Where do you think Shadrach, Meshach and Abed-nego got the spiritual fortitude to stand against Nebuchadnezzar? These weren’t guys who just attended church, read the Bible, prayed whenever they happened to feel like it, and had a lackadaisical attitude towards their walk with God. You know how I know that? Because people like that don’t do great things for God. People like that fold when faced with the furnace.

These guys were firmly rooted in the Word and in prayer. They were serious about obeying God, even when it came down to meal time (Daniel 1:8-15). They had such an awe and reverence for God that they feared His judgment more than the furnace. They were able to stand firm because they were already girded up in the faith.

Don’t kick against the trials, embrace them.
God is sovereign. Any circumstance that comes into your life was put there, or allowed there, by Him. Even if it’s a circumstance that is confusing, horrific, or heartbreaking, He is allowing it into your life for His glory and for your good. Maybe He’s trying to reveal something to you about Himself, such as His faithfulness or His power. Maybe He’s disciplining you so that you will repent and obey Him. Maybe He’s trying to teach you a skill, such as patience, endurance, or persistence in prayer.
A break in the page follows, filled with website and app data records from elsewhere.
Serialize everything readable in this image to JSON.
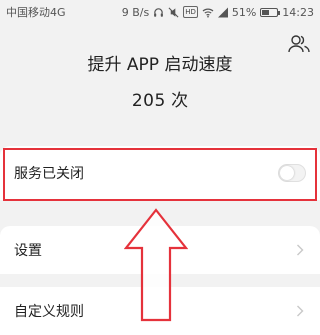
{
  "status_bar": {
    "carrier": "中国移动4G",
    "speed": "9 B/s",
    "battery": "51%",
    "battery_level": 0.51,
    "time": "14:23",
    "icons": [
      "headphone-icon",
      "mute-icon",
      "hd-badge",
      "wifi-icon",
      "signal-icon",
      "battery-icon"
    ],
    "hd_label": "HD"
  },
  "header": {
    "title": "提升 APP 启动速度",
    "count_value": "205",
    "count_unit": "次",
    "profile_icon": "users-icon"
  },
  "service": {
    "label": "服务已关闭",
    "toggle_on": false
  },
  "menu": {
    "settings_label": "设置",
    "custom_rules_label": "自定义规则"
  },
  "annotation": {
    "highlight_color": "#e5323b",
    "arrow_icon": "up-arrow-icon"
  }
}
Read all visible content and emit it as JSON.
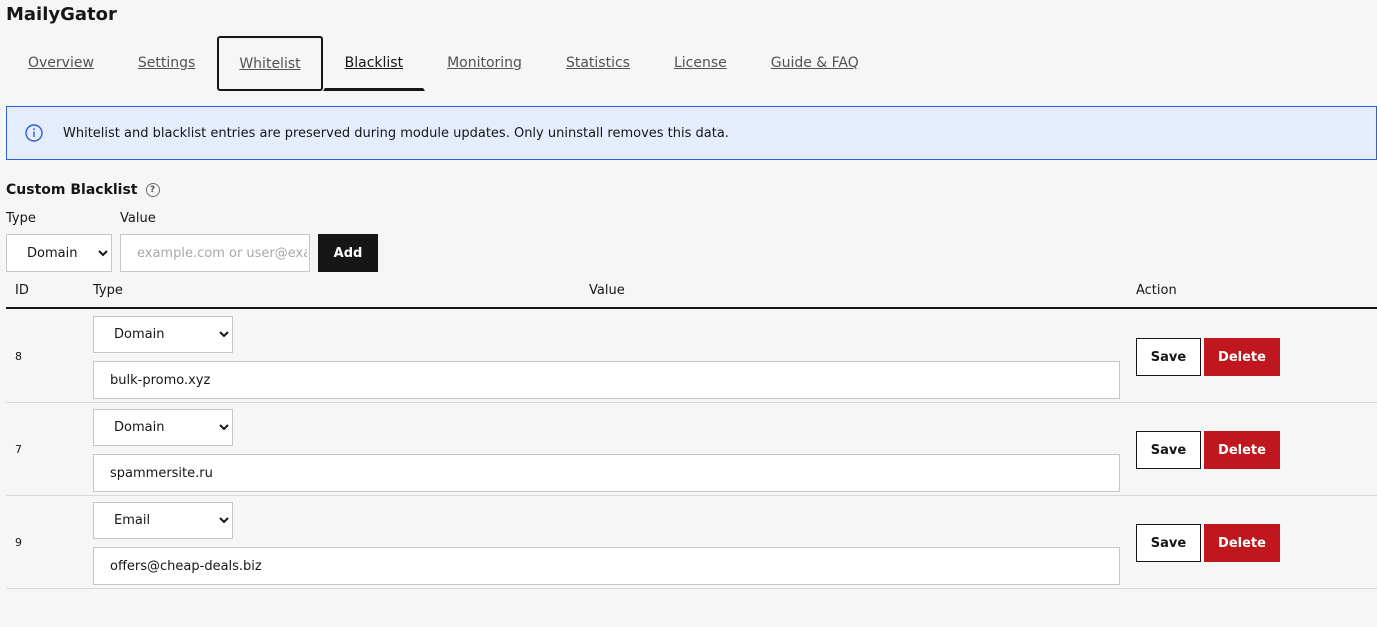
{
  "app": {
    "title": "MailyGator"
  },
  "tabs": [
    {
      "label": "Overview"
    },
    {
      "label": "Settings"
    },
    {
      "label": "Whitelist"
    },
    {
      "label": "Blacklist"
    },
    {
      "label": "Monitoring"
    },
    {
      "label": "Statistics"
    },
    {
      "label": "License"
    },
    {
      "label": "Guide & FAQ"
    }
  ],
  "active_tab": "Blacklist",
  "focused_tab": "Whitelist",
  "notice": {
    "icon": "info-icon",
    "text": "Whitelist and blacklist entries are preserved during module updates. Only uninstall removes this data."
  },
  "section": {
    "title": "Custom Blacklist",
    "help_icon": "?"
  },
  "add_form": {
    "type_label": "Type",
    "value_label": "Value",
    "type_value": "Domain",
    "value_placeholder": "example.com or user@example.com",
    "add_label": "Add"
  },
  "type_options": [
    "Domain",
    "Email"
  ],
  "table": {
    "columns": [
      "ID",
      "Type",
      "Value",
      "Action"
    ],
    "rows": [
      {
        "id": "8",
        "type": "Domain",
        "value": "bulk-promo.xyz"
      },
      {
        "id": "7",
        "type": "Domain",
        "value": "spammersite.ru"
      },
      {
        "id": "9",
        "type": "Email",
        "value": "offers@cheap-deals.biz"
      }
    ],
    "save_label": "Save",
    "delete_label": "Delete"
  },
  "colors": {
    "notice_background": "#e5ecfb",
    "notice_border": "#2d5fdb",
    "delete_button": "#c0161d",
    "primary_button": "#161616"
  }
}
Whatever it is, what greater blessing could there be than the God of the universe wanting to work in your life?

Just as Shadrach, Meshach and Abed-nego did not have to be dragged kicking and screaming to the furnace, accept that God has the right to use whatever means He deems necessary to work in your life, and thank Him for even wanting to. (Romans 5:3-5)
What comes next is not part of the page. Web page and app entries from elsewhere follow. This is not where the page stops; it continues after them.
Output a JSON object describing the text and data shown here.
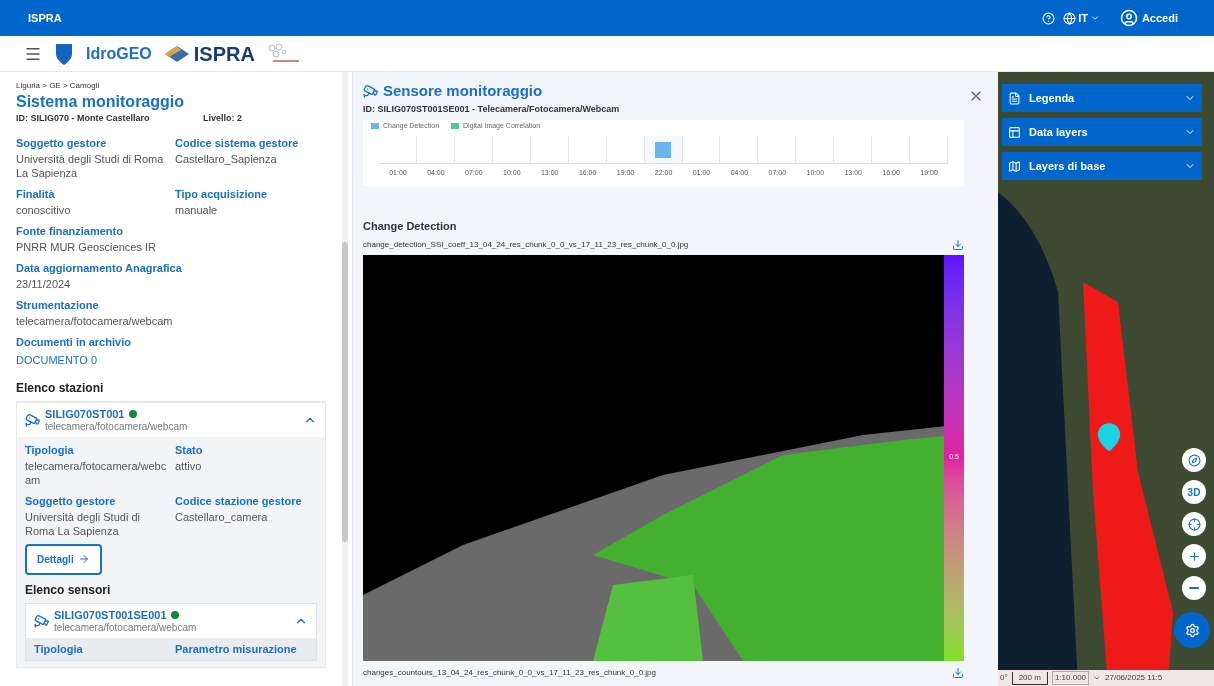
{
  "top_bar": {
    "brand": "ISPRA",
    "language": "IT",
    "login": "Accedi"
  },
  "header": {
    "app_name": "IdroGEO",
    "logo_text": "ISPRA"
  },
  "system": {
    "breadcrumb": "Liguria > GE > Camogli",
    "title": "Sistema monitoraggio",
    "id": "ID: SILIG070 - Monte Castellaro",
    "level_text": "Livello: 2",
    "field_rows": [
      [
        {
          "label": "Soggetto gestore",
          "value": "Università degli Studi di Roma La Sapienza",
          "kind": "text"
        },
        {
          "label": "Codice sistema gestore",
          "value": "Castellaro_Sapienza",
          "kind": "text"
        }
      ],
      [
        {
          "label": "Finalità",
          "value": "conoscitivo",
          "kind": "text"
        },
        {
          "label": "Tipo acquisizione",
          "value": "manuale",
          "kind": "text"
        }
      ],
      [
        {
          "label": "Fonte finanziamento",
          "value": "PNRR MUR Geosciences IR",
          "kind": "text"
        }
      ],
      [
        {
          "label": "Data aggiornamento Anagrafica",
          "value": "23/11/2024",
          "kind": "text"
        }
      ],
      [
        {
          "label": "Strumentazione",
          "value": "telecamera/fotocamera/webcam",
          "kind": "text"
        }
      ],
      [
        {
          "label": "Documenti in archivio",
          "value": "DOCUMENTO 0",
          "kind": "link"
        }
      ]
    ]
  },
  "stations": {
    "heading": "Elenco stazioni",
    "items": [
      {
        "code": "SILIG070ST001",
        "subtitle": "telecamera/fotocamera/webcam",
        "color": "#12883e",
        "expanded": true,
        "field_rows": [
          [
            {
              "label": "Tipologia",
              "value": "telecamera/fotocamera/webc am"
            },
            {
              "label": "Stato",
              "value": "attivo"
            }
          ],
          [
            {
              "label": "Soggetto gestore",
              "value": "Università degli Studi di Roma La Sapienza"
            },
            {
              "label": "Codice stazione gestore",
              "value": "Castellaro_camera"
            }
          ]
        ],
        "button": "Dettagli"
      }
    ]
  },
  "sensors": {
    "heading": "Elenco sensori",
    "items": [
      {
        "code": "SILIG070ST001SE001",
        "subtitle": "telecamera/fotocamera/webcam",
        "color": "#12883e",
        "expanded": true,
        "labels": [
          "Tipologia",
          "Parametro misurazione"
        ]
      }
    ]
  },
  "sensor_panel": {
    "title": "Sensore monitoraggio",
    "id": "ID: SILIG070ST001SE001 - Telecamera/Fotocamera/Webcam",
    "legend": [
      {
        "label": "Change Detection",
        "color": "#6cb4f0"
      },
      {
        "label": "Digital Image Correlation",
        "color": "#4fc99a"
      }
    ],
    "ticks": [
      {
        "label": "01:00",
        "selected": false
      },
      {
        "label": "04:00",
        "selected": false
      },
      {
        "label": "07:00",
        "selected": false
      },
      {
        "label": "10:00",
        "selected": false
      },
      {
        "label": "13:00",
        "selected": false
      },
      {
        "label": "16:00",
        "selected": false
      },
      {
        "label": "19:00",
        "selected": false
      },
      {
        "label": "22:00",
        "selected": true
      },
      {
        "label": "01:00",
        "selected": false
      },
      {
        "label": "04:00",
        "selected": false
      },
      {
        "label": "07:00",
        "selected": false
      },
      {
        "label": "10:00",
        "selected": false
      },
      {
        "label": "13:00",
        "selected": false
      },
      {
        "label": "16:00",
        "selected": false
      },
      {
        "label": "19:00",
        "selected": false
      }
    ],
    "section_title": "Change Detection",
    "file_1": "change_detection_SSI_coeff_13_04_24_res_chunk_0_0_vs_17_11_23_res_chunk_0_0.jpg",
    "colorbar_label": "0.5",
    "file_2": "changes_countours_13_04_24_res_chunk_0_0_vs_17_11_23_res_chunk_0_0.jpg"
  },
  "map": {
    "panels": [
      {
        "label": "Legenda",
        "kind": "legend"
      },
      {
        "label": "Data layers",
        "kind": "layers"
      },
      {
        "label": "Layers di base",
        "kind": "base"
      }
    ],
    "controls": [
      {
        "kind": "compass"
      },
      {
        "kind": "text",
        "label": "3D"
      },
      {
        "kind": "locate"
      },
      {
        "kind": "zoom_in"
      },
      {
        "kind": "zoom_out"
      }
    ],
    "status": {
      "heading": "0°",
      "scale": "200 m",
      "ratio": "1:10.000",
      "datetime": "27/06/2025 11:5"
    }
  }
}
Trials allow us to know God in a new way.
It’s one thing to know, “…I will never leave you nor forsake you.” (Hebrews 13:5) just because the Bible says so. It’s another thing entirely to know it because you have walked it with your own two feet. Just as Shadrach, Meshach, and Abed-nego would never have come to know the manifest presence of God had it not been for the furnace, we cannot know Him as Provider without experiencing desperate need. We cannot know Him as Healer without facing disease. We cannot know Him as Comforter without experiencing crushing loss. It is not until we are in the furnace with nowhere else to turn but to God that we can experience the fullness of His promises.

What about Bob?
Or Joe or Mary or Nebuchadnezzar and all his cronies? What effect does the trial you’re going through, your reaction to it, and God’s handling of it, have on the people around you who need to know Jesus? Maybe it’s not just to grow you, but to bring someone else to salvation.

In verses 2, 3, and 27, Daniel gives a detailed list of the heads of state who witnessed this event. That was no accident. In His mercy, God brought each of these officials to Babylon to show Himself to them. Through Shadrach, Meshach, and Abed-nego’s obedience and subsequent suffering, God’s glory and power, and the fact that He was the only true God, were displayed for all to see. Look at the reaction Nebuchadnezzar had in verses 26-29. In verse 26, this idol builder does a 360 and calls God, “the most high God”. In verses 27 and 29 he says, “Blessed be the God of Shadrach, Meshach and Abed-nego…there is no other god who is able to deliver in this way.”

Trials aren’t any fun. They can be scary. They can be heart-wrenching. But if God gets glory, how small a sacrifice and how great an honor is our suffering.